A nice throwback to the days of anthology horror (Asylum, From Beyond the Grave, After Midnight, Trick ‘r Treat), the 10 frightful fables featured in Tales of Halloween are very loosely drawn together by radio disc jockey (Adrienne Barbeau, maybe playing the same character she did in The Fog?) who operates in a town where all of the action takes place.  With multiple directors and writers, this could easily have been reduced to incongruous material joined together by the Halloween theme but the assembled product is remarkably consistent in tone.

While there’s not a real stinker story in the bunch, some are more effective than others and with a running length of 97 minutes you won’t have to wait long before one tale wraps up and another begins.  Starting off strong with Sweet Tooth (nvolving an urban legend of a candy monster targeting those that don’t share) the various sequences that follow feature evil trick or treaters turning the tables on a foursome with secrets of their own, a kidnapping gone terribly awry, an evil demon called upon to punish some wicked street thugs, and a super fun reversal of fortune for a backwoods killer who encounters a UFO.  Of all the mini-features, only the final one involving a rampaging killer pumpkin (don’t laugh…well, ok…laugh) is one I could see having a feature length life of its own.

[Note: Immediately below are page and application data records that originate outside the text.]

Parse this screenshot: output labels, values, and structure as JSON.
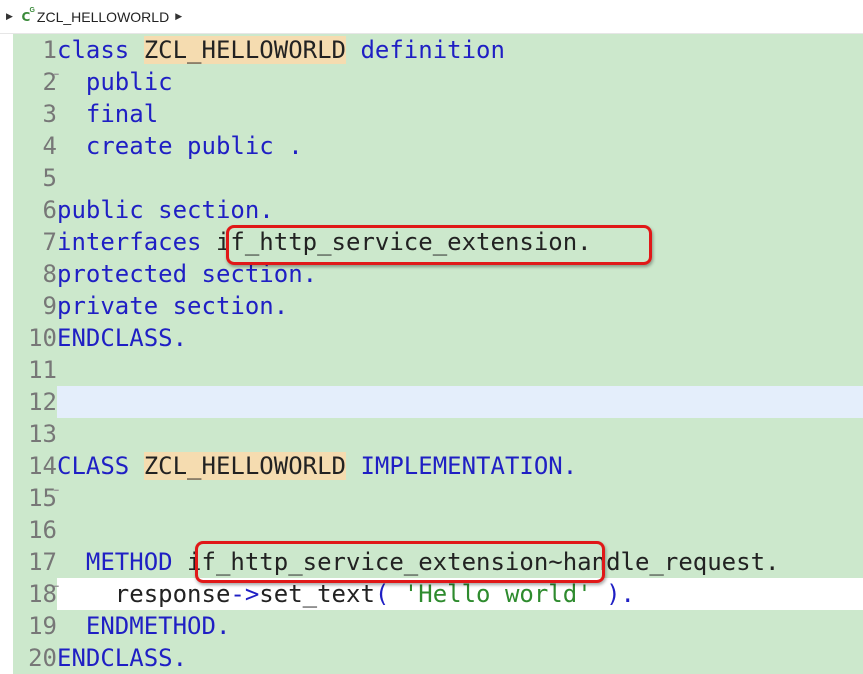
{
  "breadcrumb": {
    "title": "ZCL_HELLOWORLD",
    "class_icon": "C",
    "class_icon_sup": "G"
  },
  "lines": [
    {
      "n": "1",
      "fold": true,
      "tokens": [
        {
          "t": "class ",
          "c": "kw"
        },
        {
          "t": "ZCL_HELLOWORLD",
          "c": "cls"
        },
        {
          "t": " definition",
          "c": "kw"
        }
      ]
    },
    {
      "n": "2",
      "fold": false,
      "tokens": [
        {
          "t": "  public",
          "c": "kw"
        }
      ]
    },
    {
      "n": "3",
      "fold": false,
      "tokens": [
        {
          "t": "  final",
          "c": "kw"
        }
      ]
    },
    {
      "n": "4",
      "fold": false,
      "tokens": [
        {
          "t": "  create public .",
          "c": "kw"
        }
      ]
    },
    {
      "n": "5",
      "fold": false,
      "tokens": []
    },
    {
      "n": "6",
      "fold": false,
      "tokens": [
        {
          "t": "public section.",
          "c": "kw"
        }
      ]
    },
    {
      "n": "7",
      "fold": false,
      "tokens": [
        {
          "t": "interfaces ",
          "c": "kw"
        },
        {
          "t": "if_http_service_extension.",
          "c": "plain"
        }
      ]
    },
    {
      "n": "8",
      "fold": false,
      "tokens": [
        {
          "t": "protected section.",
          "c": "kw"
        }
      ]
    },
    {
      "n": "9",
      "fold": false,
      "tokens": [
        {
          "t": "private section.",
          "c": "kw"
        }
      ]
    },
    {
      "n": "10",
      "fold": false,
      "tokens": [
        {
          "t": "ENDCLASS.",
          "c": "kw"
        }
      ]
    },
    {
      "n": "11",
      "fold": false,
      "tokens": []
    },
    {
      "n": "12",
      "fold": false,
      "tokens": []
    },
    {
      "n": "13",
      "fold": false,
      "tokens": []
    },
    {
      "n": "14",
      "fold": true,
      "tokens": [
        {
          "t": "CLASS ",
          "c": "kw"
        },
        {
          "t": "ZCL_HELLOWORLD",
          "c": "cls"
        },
        {
          "t": " IMPLEMENTATION.",
          "c": "kw"
        }
      ]
    },
    {
      "n": "15",
      "fold": false,
      "tokens": []
    },
    {
      "n": "16",
      "fold": false,
      "tokens": []
    },
    {
      "n": "17",
      "fold": true,
      "tokens": [
        {
          "t": "  METHOD ",
          "c": "kw"
        },
        {
          "t": "if_http_service_extension~handle_request.",
          "c": "plain"
        }
      ]
    },
    {
      "n": "18",
      "fold": false,
      "tokens": [
        {
          "t": "    response",
          "c": "plain"
        },
        {
          "t": "->",
          "c": "kw"
        },
        {
          "t": "set_text",
          "c": "plain"
        },
        {
          "t": "( ",
          "c": "kw"
        },
        {
          "t": "'Hello world'",
          "c": "str"
        },
        {
          "t": " ).",
          "c": "kw"
        }
      ]
    },
    {
      "n": "19",
      "fold": false,
      "tokens": [
        {
          "t": "  ENDMETHOD.",
          "c": "kw"
        }
      ]
    },
    {
      "n": "20",
      "fold": false,
      "tokens": [
        {
          "t": "ENDCLASS.",
          "c": "kw"
        }
      ]
    }
  ],
  "colors": {
    "editor_bg": "#cce8cc",
    "keyword": "#1f1fc4",
    "class_name_bg": "#f5dcb0",
    "string": "#2e8b2e",
    "annotation_box": "#e01818"
  }
}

The acting has its ups and downs and those craving torture-porn gore and nudity will come away empty-handed.  Still, there’s enough gross out moments and wicked twists of fate to please most horror fans looking for something new to watch.  It’s also nice to see some fun in-jokes and a whole host of familiar faces of horror from both in front of and behind the camera. Here’s hoping we get More Tales of Halloween in the future.